Chronic ankle pain generally comes as the result of a severe injury to the ankle, or due to a debilitating condition like arthritis. Most minor injuries, such as sprains and pulls, heal quickly and do not cause lasting effects to the joint. In some cases, however, long-term pain and discomfort can result. Athletes are most at risk for chronic ankle pain because they often withstand repeat injuries, severe sprains, and resumed activity before the ankle has fully healed. These situations can often result in long-lasting pain and soreness.
A severe sprain is the most common reason for chronic ankle pain. Sprains generally result from twisting the foot inward or outward in a jerking motion, resulting in injury to the ligaments in the ankle. After a sprain, it is advised that injured people keep the joint tightly wrapped and elevated. Ice may help bring down swelling, and over the counter medications can be taken to help ease discomfort. Most importantly, no weight should be placed on the sprained ankle for as long as possible, and only minimal force should be applied until full healing has taken place.
Many cases of chronic ankle pain occur when someone puts too much pressure on an injured ankle before it is entirely healed. This can result in repeated injury or an incomplete healing of the ankle. When healing is not completed, the joint is more susceptible to repeated strains and other injuries.
Tendinitis is another common cause of chronic ankle pain. This results from a variety of causes, including arthritis and injury, and causes pain in the tendons of the ankle. Treatments and outlook may depend on the cause. Some injuries may continue to heal with time if no further damage is done, but arthritis is something that can only be managed, rather than fixed. Most cases are treated with rest and medication, with dosages and types depending on the severity of pain.
Inflammation of the joint or nerves within the ankle may also cause long-standing pain and discomfort. Again, injury is a primary cause of these conditions. If proper healing does not occur, pain may be managed through rest and medication.

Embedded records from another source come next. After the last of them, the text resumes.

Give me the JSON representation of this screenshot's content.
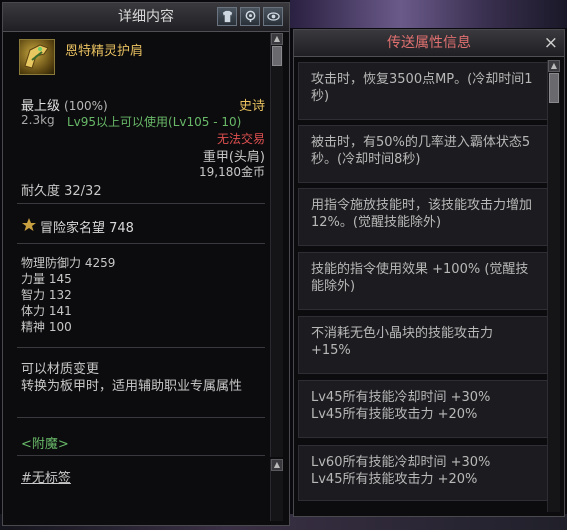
{
  "left": {
    "title": "详细内容",
    "item_name": "恩特精灵护肩",
    "grade": "最上级",
    "grade_pct": "(100%)",
    "rarity": "史诗",
    "weight": "2.3kg",
    "level_req": "Lv95以上可以使用(Lv105 - 10)",
    "trade": "无法交易",
    "armor_type": "重甲(头肩)",
    "price": "19,180金币",
    "durability": "耐久度 32/32",
    "renown": "冒险家名望 748",
    "stats": [
      "物理防御力 4259",
      "力量 145",
      "智力 132",
      "体力 141",
      "精神 100"
    ],
    "desc_line1": "可以材质变更",
    "desc_line2": "转换为板甲时，适用辅助职业专属属性",
    "enchant": "<附魔>",
    "tag": "#无标签"
  },
  "right": {
    "title": "传送属性信息",
    "close": "×",
    "entries": [
      "攻击时，恢复3500点MP。(冷却时间1秒)",
      "被击时，有50%的几率进入霸体状态5秒。(冷却时间8秒)",
      "用指令施放技能时，该技能攻击力增加12%。(觉醒技能除外)",
      "技能的指令使用效果 +100% (觉醒技能除外)",
      "不消耗无色小晶块的技能攻击力 +15%",
      "Lv45所有技能冷却时间 +30%\nLv45所有技能攻击力 +20%",
      "Lv60所有技能冷却时间 +30%\nLv45所有技能攻击力 +20%"
    ]
  },
  "colors": {
    "item_name": "#e8c060",
    "epic": "#e8c060",
    "green": "#68b868",
    "red": "#e05050",
    "right_title": "#e07070"
  },
  "icons": [
    "equip-compare-icon",
    "location-pin-icon",
    "eye-icon",
    "close-icon",
    "renown-icon",
    "shoulder-armor-icon"
  ]
}
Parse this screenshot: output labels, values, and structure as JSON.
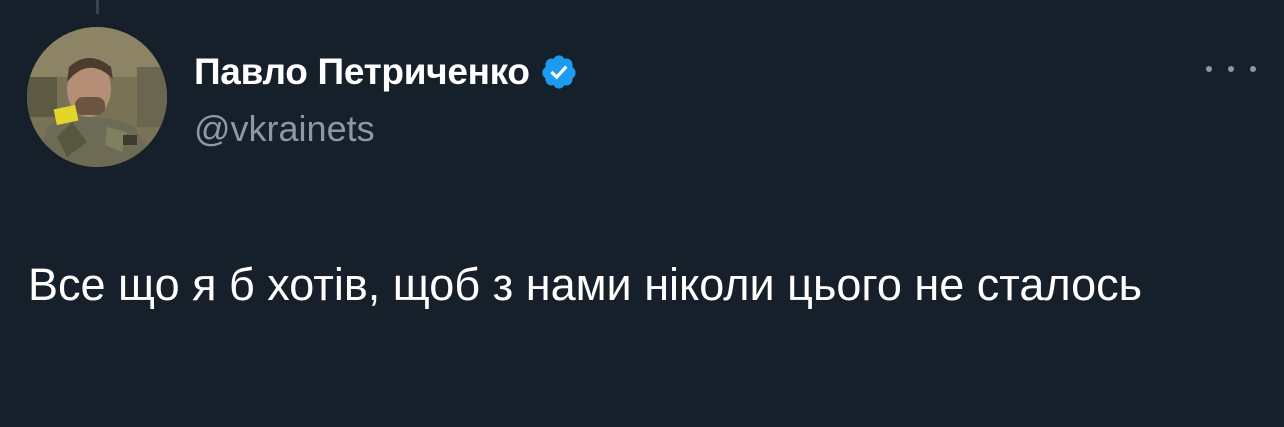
{
  "tweet": {
    "author": {
      "display_name": "Павло Петриченко",
      "handle": "@vkrainets",
      "verified": true
    },
    "text": "Все що я б хотів, щоб з нами ніколи цього не сталось"
  },
  "icons": {
    "verified": "verified-badge-icon",
    "more": "more-options-icon"
  },
  "colors": {
    "background": "#15202b",
    "text_primary": "#ffffff",
    "text_secondary": "#8b98a5",
    "verified_blue": "#1d9bf0",
    "thread_line": "#38444d"
  }
}
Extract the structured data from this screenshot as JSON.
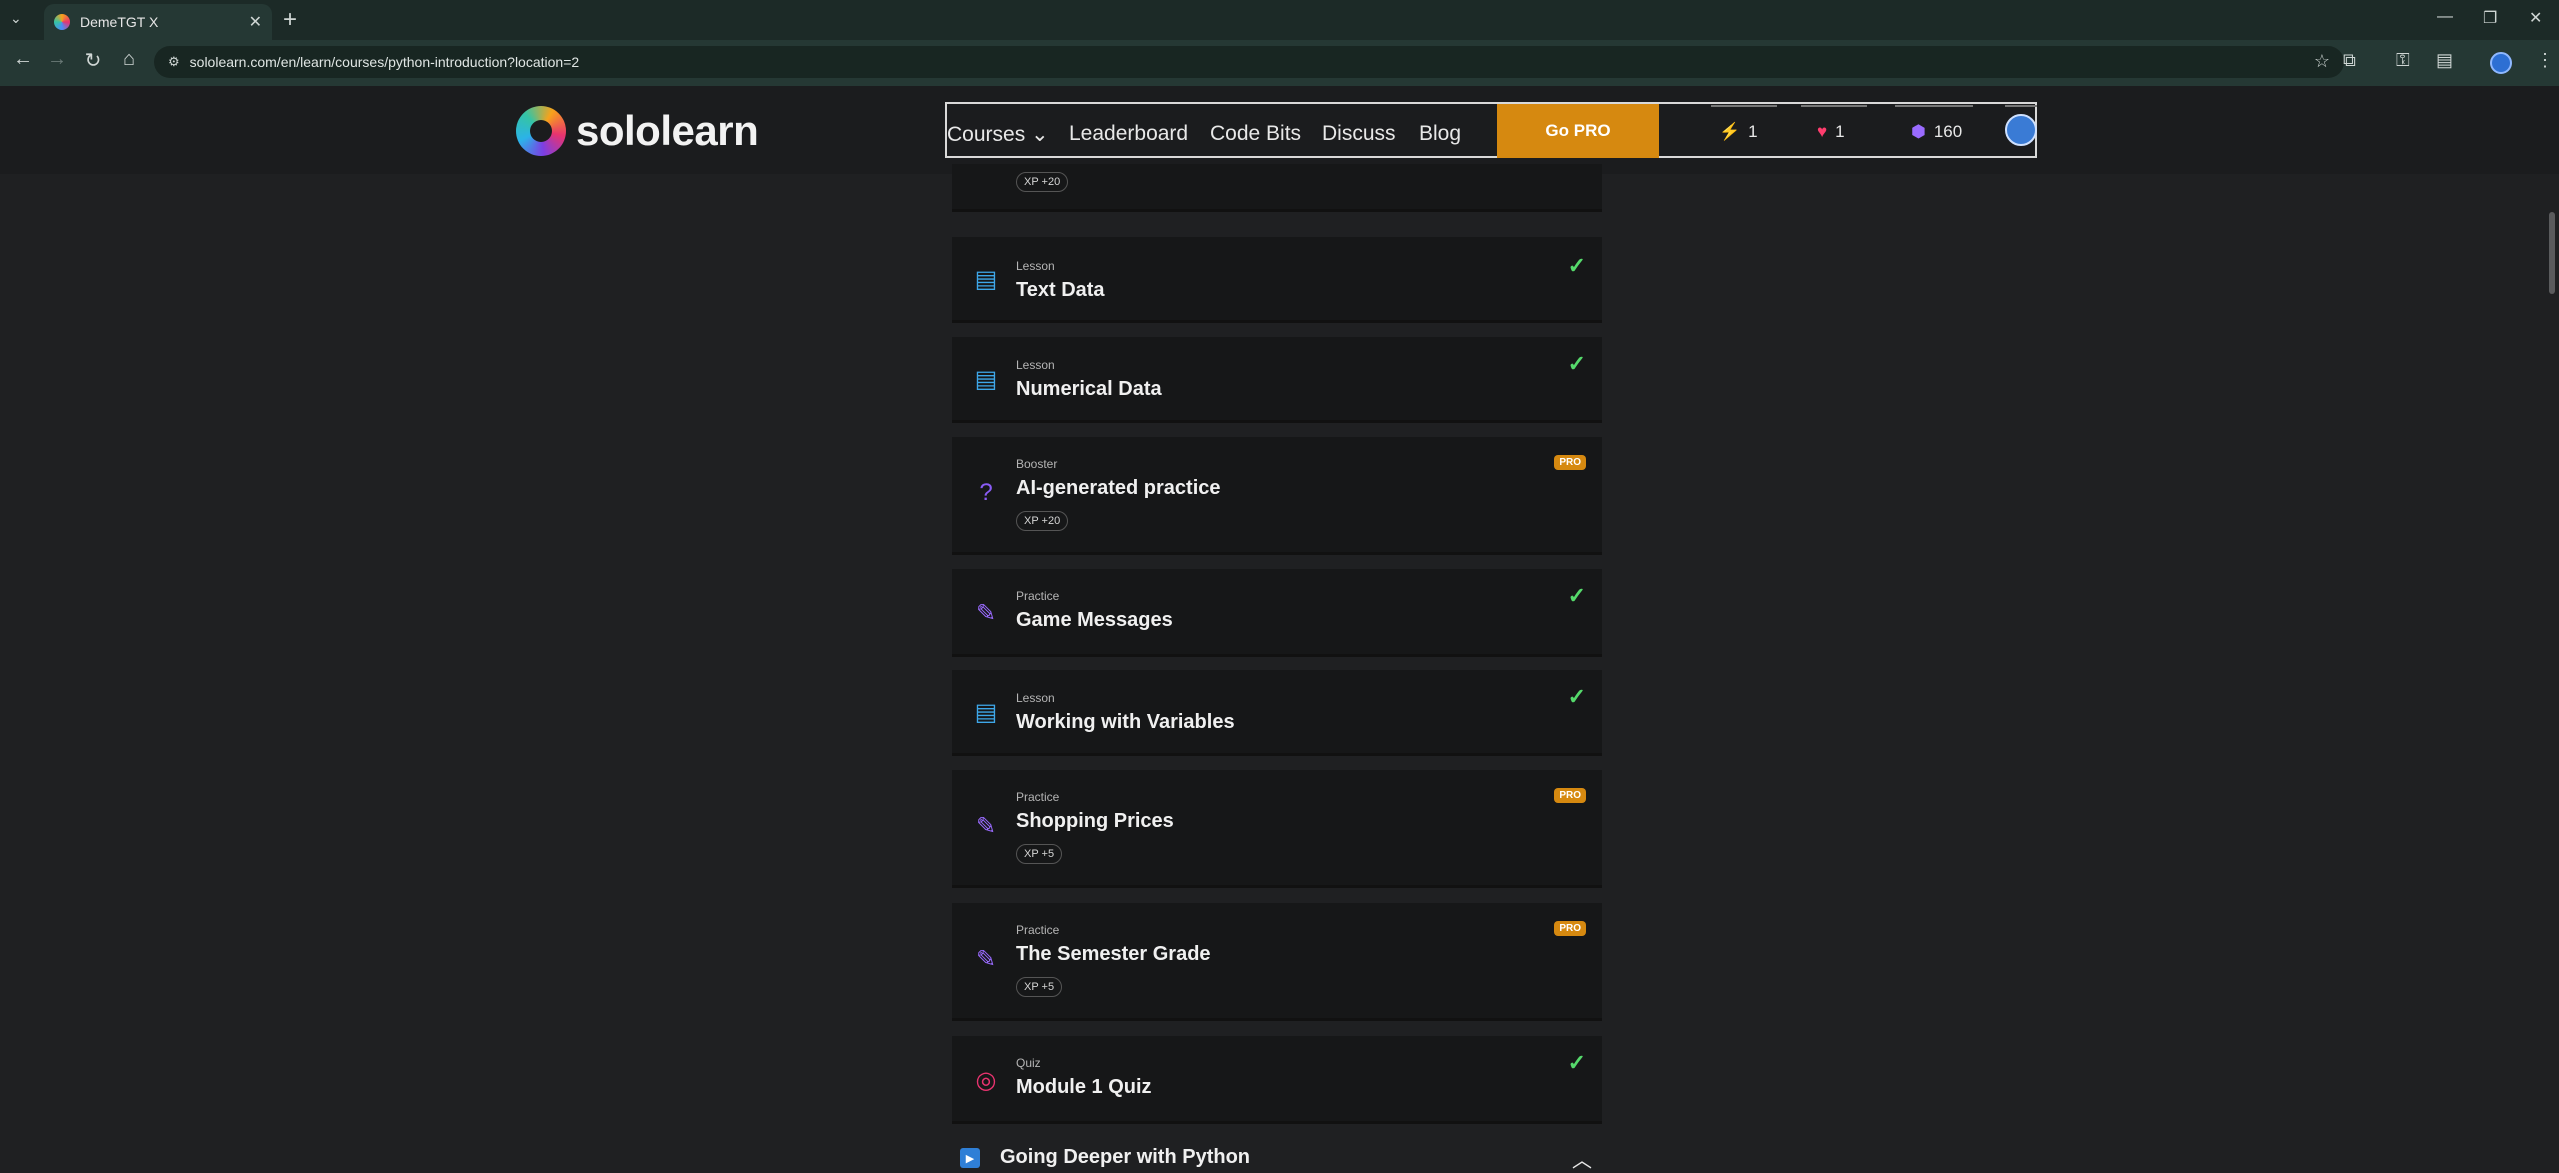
{
  "browser": {
    "tab_title": "DemeTGT X",
    "url": "sololearn.com/en/learn/courses/python-introduction?location=2"
  },
  "header": {
    "logo_text": "sololearn",
    "nav": {
      "courses": "Courses",
      "leaderboard": "Leaderboard",
      "code_bits": "Code Bits",
      "discuss": "Discuss",
      "blog": "Blog"
    },
    "go_pro": "Go PRO",
    "stats": {
      "streak": "1",
      "hearts": "1",
      "gems": "160"
    }
  },
  "top_partial": {
    "xp": "XP +20"
  },
  "items": [
    {
      "type": "Lesson",
      "title": "Text Data",
      "status": "completed"
    },
    {
      "type": "Lesson",
      "title": "Numerical Data",
      "status": "completed"
    },
    {
      "type": "Booster",
      "title": "AI-generated practice",
      "badge": "PRO",
      "xp": "XP +20"
    },
    {
      "type": "Practice",
      "title": "Game Messages",
      "status": "completed"
    },
    {
      "type": "Lesson",
      "title": "Working with Variables",
      "status": "completed"
    },
    {
      "type": "Practice",
      "title": "Shopping Prices",
      "badge": "PRO",
      "xp": "XP +5"
    },
    {
      "type": "Practice",
      "title": "The Semester Grade",
      "badge": "PRO",
      "xp": "XP +5"
    },
    {
      "type": "Quiz",
      "title": "Module 1 Quiz",
      "status": "completed"
    }
  ],
  "next_module": {
    "title": "Going Deeper with Python"
  },
  "colors": {
    "accent_pro": "#d68910",
    "check_green": "#55d96b",
    "lesson_blue": "#3ea7e8",
    "practice_purple": "#9a6bff",
    "quiz_red": "#e8336f"
  }
}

Chronic ankle pain can usually be avoided by taking special care of any injuries that occur. Keeping pressure and weight off the area is crucial to proper healing, as is avoiding activities which may result in repeated injury to the joint. When these things cannot be done, every effort should be made to comply as often as possible to keep pain to a minimum.